2. Send the request to one person at a time. Clumping together people by alphabet in a mass email sends the nonverbal message that you favor quantity over quality. Look at it this way: You’re asking someone to take the time to rate your work, which ultimately reflects on you personally. Take the time in turn to give each person the courtesy of a personal message.

3. Feel free to get specific. LinkedIn provides a template for your request. Don’t use it. You don’t have to write a book, just craft a few lines about what and why you’re asking. You can mention a project you both worked on, or how great it is that you got to know the person since you met, and so on. And yes, you can say that you’re job-hunting and would love a recommendation of your work. We’ve all been there and most folks should have no problem with that.

Note: I should add, though I wish I didn’t have to, that you still should have worked with the person in some capacity before you ask to be recommended, or make sure it’s clearly noted that this is a personal character reference (if that’s even suitable for LinkedIn, which is debatable).

What tips do you have for asking for a recommendation?

Pic from here.

LinkedIn Tip: How Not to Use MyBizCard

bad connection
If I haven’t worked with you professionally, don’t ask me to rate you professionally.

Simple, right?

MyBizCard.co, a self-described “world’s first online business card with ratings & reviews from your peers that shows how awesome you are,” may make this rating system a little too simple. You use LinkedIn to send a message like this to your connections: “I’d like to request 10 seconds of your time to leave me a quick rating here: <MyBizCard link>.”

The click-through contains this:

“Thank you for responding to my rating request.
Please rate my professional skills below. Your rating will be shown on my virtual business card.”

All fairly innocuous. The trouble was, of course, that I had never worked with the sender professionally.

Now, MyBizCard may not give the sender a choice as to who to send this message; I received it as one of a small group of other names that start with the letter “B.” Unfortunately, that alone made me think this request was more generic than having any real value.

The fall-out to this type of blind request is it makes me think that I don’t want to work with this person.

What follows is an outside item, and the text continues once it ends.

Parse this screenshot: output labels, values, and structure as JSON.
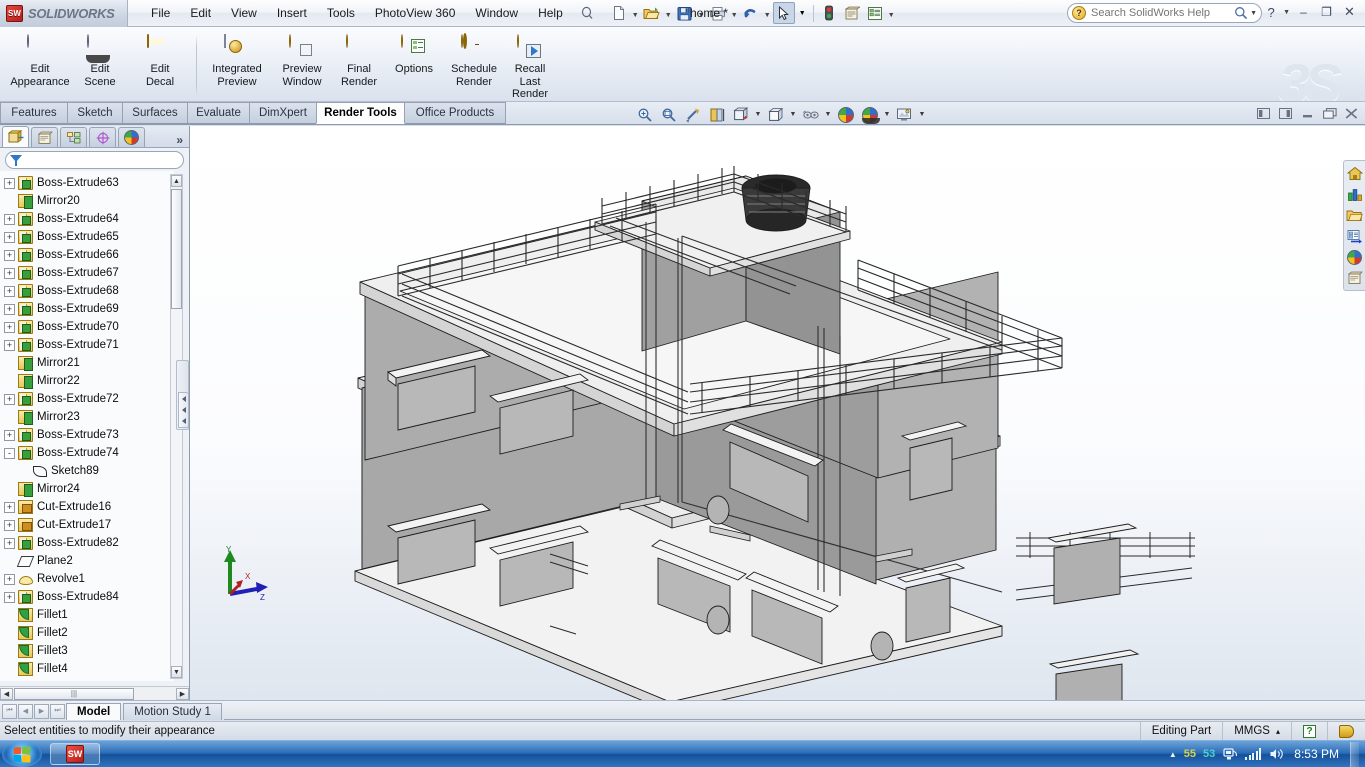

If the sender overlooks a detail like this, what else will he or she overlook?

At the very least, I don’t see the value in remaining connected with someone who doesn’t know or care about this kind of thing.

I’m all for using LinkedIn to expand your network with people you don’t know in person nor worked with professionally. Just take a moment to look at the messages you’re sending. They may be saying more than you realize.

Click here for tips on how to ask for a recommendation.

What’s been your experience with MyBizCard or other “rate my work!” requests?

Photo found here.